Monday, 26 June 2017
But even after we had suffered before and were spitefully treated at Philippi, as you know, we were bold in our God to speak to you the gospel of God in much conflict. 1 Thessalonians 2:2
Paul had just said that his arrival, along with his associates, was not vain. Now, building on that, he says, “But even after we had suffered before and were spitefully treated at Philippi, as you know…”
What this is saying is that such treatment would have caused most people to just give up. The spiteful treatment at Philippi that he is referring to is recorded in Acts 16:6-40. It included a public beating and imprisonment. After this, they next went along their mission route, arriving at Thessalonica. This is recorded in Acts 17:1-10. Despite this truly shameful treatment at Philippi, these men were not deterred in continuing on with their missionary work.
The words “as you know” are written as much for us as they are for those at Thessalonica. If what he said wasn’t true, then any person who knew it could have simply said as much. But history bears out that the account occurred, and those at Thessalonica were fully aware of it. In other words, they knew what had occurred in Philippi, and it only more poignantly demonstrated the high caliber of Paul and his associates. They had no idea what type of reception they would receive as they proceeded, and yet they boldly continued on where no Christian missionary had gone before.
With their fortitude evident, he says that they “were bold in our God to speak to you the gospel of God in much conflict.” With a full trust in God that they were meant to continue the mission trip through Macedonia, they proceeded onward. Paul knew this to be true because of what it says in Acts 16:9, 10 –

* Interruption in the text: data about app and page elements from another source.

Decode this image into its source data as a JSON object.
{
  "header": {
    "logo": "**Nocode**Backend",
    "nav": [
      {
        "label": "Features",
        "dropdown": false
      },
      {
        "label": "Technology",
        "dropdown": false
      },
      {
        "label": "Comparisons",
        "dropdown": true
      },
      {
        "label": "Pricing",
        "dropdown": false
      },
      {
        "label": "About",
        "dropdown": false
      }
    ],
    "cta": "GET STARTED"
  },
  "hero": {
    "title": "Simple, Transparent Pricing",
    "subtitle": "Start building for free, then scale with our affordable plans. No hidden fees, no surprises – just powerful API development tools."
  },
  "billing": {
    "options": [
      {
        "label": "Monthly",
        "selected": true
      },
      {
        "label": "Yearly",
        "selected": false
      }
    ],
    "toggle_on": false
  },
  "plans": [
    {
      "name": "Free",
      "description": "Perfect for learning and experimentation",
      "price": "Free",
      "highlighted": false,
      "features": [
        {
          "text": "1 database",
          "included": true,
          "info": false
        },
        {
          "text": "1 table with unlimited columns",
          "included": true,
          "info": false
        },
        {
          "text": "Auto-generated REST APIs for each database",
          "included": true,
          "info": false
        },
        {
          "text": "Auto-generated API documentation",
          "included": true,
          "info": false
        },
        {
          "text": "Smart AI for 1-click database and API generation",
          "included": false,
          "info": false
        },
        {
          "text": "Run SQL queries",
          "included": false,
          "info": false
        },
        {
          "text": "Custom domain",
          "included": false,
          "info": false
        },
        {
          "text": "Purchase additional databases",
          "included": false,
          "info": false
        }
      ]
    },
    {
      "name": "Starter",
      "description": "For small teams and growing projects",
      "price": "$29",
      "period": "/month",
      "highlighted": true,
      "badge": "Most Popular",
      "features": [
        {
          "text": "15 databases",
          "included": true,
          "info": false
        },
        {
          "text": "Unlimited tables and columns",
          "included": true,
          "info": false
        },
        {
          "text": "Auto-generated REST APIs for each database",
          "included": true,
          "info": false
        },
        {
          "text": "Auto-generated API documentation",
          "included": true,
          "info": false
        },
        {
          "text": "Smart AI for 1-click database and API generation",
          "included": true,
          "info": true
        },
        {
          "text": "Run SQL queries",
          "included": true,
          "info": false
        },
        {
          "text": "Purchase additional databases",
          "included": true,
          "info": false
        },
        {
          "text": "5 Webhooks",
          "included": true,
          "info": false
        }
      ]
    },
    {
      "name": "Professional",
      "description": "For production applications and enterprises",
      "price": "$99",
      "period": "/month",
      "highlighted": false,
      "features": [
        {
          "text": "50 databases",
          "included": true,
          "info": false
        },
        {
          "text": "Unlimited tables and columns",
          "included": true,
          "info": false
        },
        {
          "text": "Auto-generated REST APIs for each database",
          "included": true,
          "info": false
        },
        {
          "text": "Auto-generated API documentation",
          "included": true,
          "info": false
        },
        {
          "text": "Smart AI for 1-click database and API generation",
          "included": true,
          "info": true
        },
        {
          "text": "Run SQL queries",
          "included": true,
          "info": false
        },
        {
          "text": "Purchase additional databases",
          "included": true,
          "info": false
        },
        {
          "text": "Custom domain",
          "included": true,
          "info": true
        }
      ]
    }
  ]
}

“And a vision appeared to Paul in the night. A man of Macedonia stood and pleaded with him, saying, “Come over to Macedonia and help us.” 10 Now after he had seen the vision, immediately we sought to go to Macedonia, concluding that the Lord had called us to preach the gospel to them.”
The Lord would not prompt them to go on such a mission if He were not going to be with them. The spiteful treatment at Philippi turned out to be exactly what was needed anyway. It bolstered confidence of those there who believed, it continued to confirm the legal proclamation of the gospel, and it brought salvation to the jailer who was given charge over Paul and Silas (Silvanus).
Rather than being negatively affected and weakened by what occurred, Paul and those with him, understood that these things were divinely orchestrated. Thus, they were further emboldened. This was despite “much conflict.”
The Greek word translated as “conflict” is agōni. As you can see, it is where our modern word “agony” is derived. It indicates a contest or a struggle. In secular Greek, which his audience would have been thinking of, it speaks of a gathering to the Greek games such as the Olympiads. It is a great struggle as if they were in a battle or a wrestling match against the spiritual foes of the church, fighting for the precious saints that they were called to minister to. And yet, despite this struggle, they continued on, emboldened by God.
Life application: The book is written, the future is set, and we have an absolute surety that Christ is in complete control of our destiny. No matter what happens in this earthly life, we are safe and secure in His capable hands. As this is so, why would we be timid in our proclamation of Christ Jesus, or why should we care about what could happen because of it? Get up, go out, and speak! Jesus. It is all about Jesus!
Lord God, Christ Jesus died for our sins, and He was raised to eternal life. This is what we believe. And we believe that we too will be raised in the same fashion. And so why on earth should we be timid concerning what people think when we speak about Him? How silly. They can kill the body, but Christ already possesses our soul! Grant us the fortitude to stand up and speak! Jesus… it is all about Jesus. Why should we keep that precious news quiet? Help us in this, O Lord. Amen.